Virginia Hinkley went to Sutter Coast Hospital for surgery to remove skin cancer on her forehead and woke up in the intensive care unit.
There was an accident, the doctors told her. A fire. Second-degree burns covered Hinkley’s chin, surrounded her mouth, reached the apples of her cheeks and the tip of her nose. Yet she remained cheerful. Even cracked jokes.
“I said, ‘You know I only came in here to have skin cancer removed and you guys gave me a face peel,’” she said. “They burned all my wrinkles off.”
Two years later the only traces of Hinkley’s injuries are slightly pinker cheeks and an almost total absence of wrinkles near her mouth and on her chin. Despite the incident, Hinkley, who will turn 90 next month, said the hospital’s doctors and staff weren’t at fault, made her comfortable and took very good care of her.
Hinkley met with a lawyer following the incident, but said she decided against filing a malpractice lawsuit. The doctor was just doing his job, she said.
“I dropped it,” Hinkley said. “I didn’t want the doctors or nurses put to any trouble. I have no animosity against the hospital.

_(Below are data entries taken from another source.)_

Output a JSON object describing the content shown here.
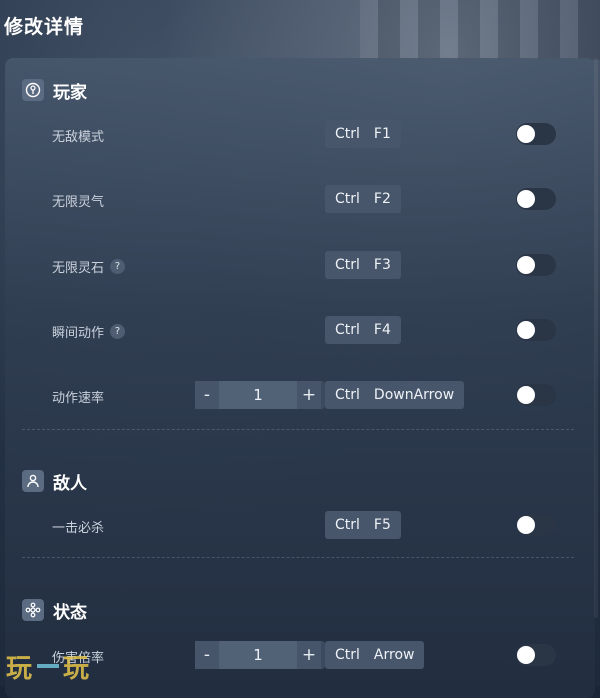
{
  "title": "修改详情",
  "sections": [
    {
      "title": "玩家",
      "icon": "player-icon",
      "rows": [
        {
          "label": "无敌模式",
          "has_help": false,
          "keys": [
            "Ctrl",
            "F1"
          ],
          "enabled": false
        },
        {
          "label": "无限灵气",
          "has_help": false,
          "keys": [
            "Ctrl",
            "F2"
          ],
          "enabled": false
        },
        {
          "label": "无限灵石",
          "has_help": true,
          "keys": [
            "Ctrl",
            "F3"
          ],
          "enabled": false
        },
        {
          "label": "瞬间动作",
          "has_help": true,
          "keys": [
            "Ctrl",
            "F4"
          ],
          "enabled": false
        },
        {
          "label": "动作速率",
          "has_help": false,
          "stepper": {
            "minus": "-",
            "value": "1",
            "plus": "+"
          },
          "keys": [
            "Ctrl",
            "DownArrow"
          ],
          "enabled": false
        }
      ]
    },
    {
      "title": "敌人",
      "icon": "enemy-icon",
      "rows": [
        {
          "label": "一击必杀",
          "has_help": false,
          "keys": [
            "Ctrl",
            "F5"
          ],
          "enabled": false
        }
      ]
    },
    {
      "title": "状态",
      "icon": "status-icon",
      "rows": [
        {
          "label": "伤害倍率",
          "has_help": false,
          "stepper": {
            "minus": "-",
            "value": "1",
            "plus": "+"
          },
          "keys": [
            "Ctrl",
            "Arrow"
          ],
          "enabled": false
        }
      ]
    }
  ],
  "help_glyph": "?",
  "watermark": {
    "left": "玩",
    "right": "玩"
  },
  "colors": {
    "accent_toggle_knob": "#ffffff",
    "panel_bg": "#3a4a60",
    "hotkey_bg": "#47566b",
    "watermark": "#e6c54a"
  }
}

The nurses treated me wonderful.”
But she said she still didn’t know exactly what happened until news of the hospital receiving a fine in connection with the incident appeared in the Triplicate last month.
Sutter Coast Hospital was given a $10,000 administrative penalty from the California Department of Public Health in connection with the oxygen mask fire that resulted in Hinkley’s two-day stay in intensive care. The hospital was one of 10 to receive administrative penalties for noncompliance with licensing requirements that have caused or were likely to cause serious injury or death to patients, state health officials announced on Dec. 20. It was Sutter Coast’s first administrative penalty.

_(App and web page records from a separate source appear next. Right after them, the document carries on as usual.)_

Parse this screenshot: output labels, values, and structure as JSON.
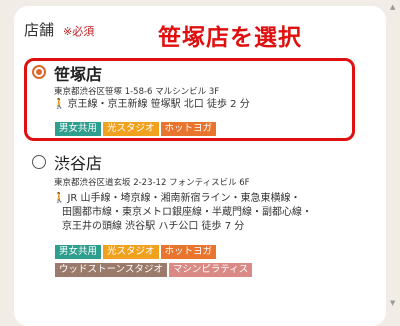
{
  "section": {
    "heading": "店舗",
    "required": "※必須",
    "callout": "笹塚店を選択"
  },
  "stores": [
    {
      "name": "笹塚店",
      "selected": true,
      "address": "東京都渋谷区笹塚 1-58-6 マルシンビル 3F",
      "access_lines": [
        "京王線・京王新線 笹塚駅 北口 徒歩 2 分"
      ],
      "tags": [
        {
          "label": "男女共用",
          "color": "#2e9e8e"
        },
        {
          "label": "光スタジオ",
          "color": "#f0a21f"
        },
        {
          "label": "ホットヨガ",
          "color": "#e8742e"
        }
      ]
    },
    {
      "name": "渋谷店",
      "selected": false,
      "address": "東京都渋谷区道玄坂 2-23-12 フォンティスビル 6F",
      "access_lines": [
        "JR 山手線・埼京線・湘南新宿ライン・東急東横線・",
        "田園都市線・東京メトロ銀座線・半蔵門線・副都心線・",
        "京王井の頭線 渋谷駅 ハチ公口 徒歩 7 分"
      ],
      "tags": [
        {
          "label": "男女共用",
          "color": "#2e9e8e"
        },
        {
          "label": "光スタジオ",
          "color": "#f0a21f"
        },
        {
          "label": "ホットヨガ",
          "color": "#e8742e"
        }
      ],
      "tags_row2": [
        {
          "label": "ウッドストーンスタジオ",
          "color": "#9a7a6a"
        },
        {
          "label": "マシンピラティス",
          "color": "#d98a84"
        }
      ]
    }
  ],
  "icons": {
    "walk": "walking-person-icon",
    "scroll_up": "scroll-up-arrow-icon",
    "scroll_down": "scroll-down-arrow-icon"
  },
  "colors": {
    "accent_red": "#e01010",
    "radio_orange": "#e0672a",
    "background": "#f1ede6"
  }
}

According to a CDPH report, which doesn’t identify Hinkley, doctors were operating on her when the surgery drapes around her head and the oxygen mask on her face ignited. The fire was started by a high flow of oxygen through the face mask and an electrical cautery device used to coagulate wound tissue on the forehead, the report said.

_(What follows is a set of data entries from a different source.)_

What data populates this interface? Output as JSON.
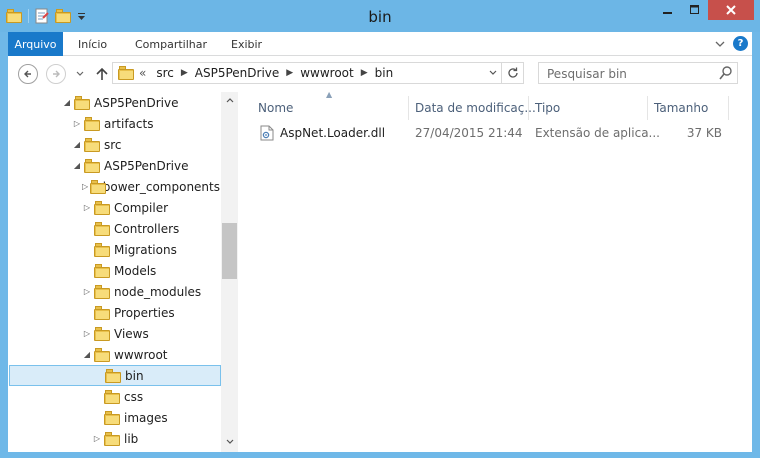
{
  "window": {
    "title": "bin"
  },
  "icons": {
    "qat": [
      "folder-icon",
      "properties-icon",
      "new-folder-icon",
      "customize-qat-icon"
    ],
    "caption": [
      "minimize-icon",
      "maximize-icon",
      "close-icon"
    ]
  },
  "colors": {
    "accent": "#1979ca",
    "titlebar": "#6cb6e6",
    "close": "#c7504b",
    "selection": "#d9ecf9"
  },
  "ribbon": {
    "file_tab": "Arquivo",
    "tabs": [
      "Início",
      "Compartilhar",
      "Exibir"
    ]
  },
  "nav": {
    "recent_glyph": "«",
    "breadcrumbs": [
      "src",
      "ASP5PenDrive",
      "wwwroot",
      "bin"
    ],
    "search_placeholder": "Pesquisar bin"
  },
  "tree": [
    {
      "label": "ASP5PenDrive",
      "arrow": "◢",
      "level": 0
    },
    {
      "label": "artifacts",
      "arrow": "▷",
      "level": 1
    },
    {
      "label": "src",
      "arrow": "◢",
      "level": 1
    },
    {
      "label": "ASP5PenDrive",
      "arrow": "◢",
      "level": 2
    },
    {
      "label": "bower_components",
      "arrow": "▷",
      "level": 3
    },
    {
      "label": "Compiler",
      "arrow": "▷",
      "level": 3
    },
    {
      "label": "Controllers",
      "arrow": "",
      "level": 3
    },
    {
      "label": "Migrations",
      "arrow": "",
      "level": 3
    },
    {
      "label": "Models",
      "arrow": "",
      "level": 3
    },
    {
      "label": "node_modules",
      "arrow": "▷",
      "level": 3
    },
    {
      "label": "Properties",
      "arrow": "",
      "level": 3
    },
    {
      "label": "Views",
      "arrow": "▷",
      "level": 3
    },
    {
      "label": "wwwroot",
      "arrow": "◢",
      "level": 3
    },
    {
      "label": "bin",
      "arrow": "",
      "level": 4,
      "selected": true
    },
    {
      "label": "css",
      "arrow": "",
      "level": 4
    },
    {
      "label": "images",
      "arrow": "",
      "level": 4
    },
    {
      "label": "lib",
      "arrow": "▷",
      "level": 4
    }
  ],
  "columns": [
    "Nome",
    "Data de modificaç...",
    "Tipo",
    "Tamanho"
  ],
  "files": [
    {
      "name": "AspNet.Loader.dll",
      "modified": "27/04/2015 21:44",
      "type": "Extensão de aplica...",
      "size": "37 KB",
      "icon": "dll-file-icon"
    }
  ]
}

Operating room staff removed the surgery drapes and oxygen mask and extinguished the fire with water, according to the report. The mask was described as having five openings and 14 feet of tubing.
Sutter Coast Hospital immediately self-reported the incident and cooperated with the state’s investigation, spokeswoman Beth Liles said in December. The hospital also developed and submitted a corrective action plan that includes improved training, documentation and accountability to prevent such an incident from happening again.
The hospital has a new policy entitled Fire Prevention and Management in an Oxygen Enriched Atmosphere, according to CDPH’s report. Under this policy, surgical staff must use moistened towels, sponges and drapes for all head and neck patients. The policy also requires surgical staff to stop the use of oxygen one minute before using the cautery device.
Following the two days she spent in the ICU, the hospital put Hinkley in a private room. Hinkley said the hospital staff made sure she was free of pain. The operating room nurse visited her every morning and evening during her stay.
“You never saw a better sport in your life,” said Hinkley’s neighbor, Betty Belitz, who visited her in the hospital. “She never complained once.”
Two years after the fire, Hinkley says her lips still give her problems. They are scarred and peel constantly, she said. She smears Vaseline on them to keep them from chapping. But still, Hinkley says, she’s glad to be alive.
She survived cervical cancer in 1958 and breast cancer in 1995. She jokes that the list of surgeries she’s had can fill a whole page. Hinkley, who drove an RV into Crescent City with her husband in 1991 and never left, has three kids, eight grandchildren, 13 great-grandchildren and four great-great-grandchildren.
“If it wasn’t for that OR crew, I wouldn’t be here talking to you,” she said. “The good Lord’s got me here for a reason.”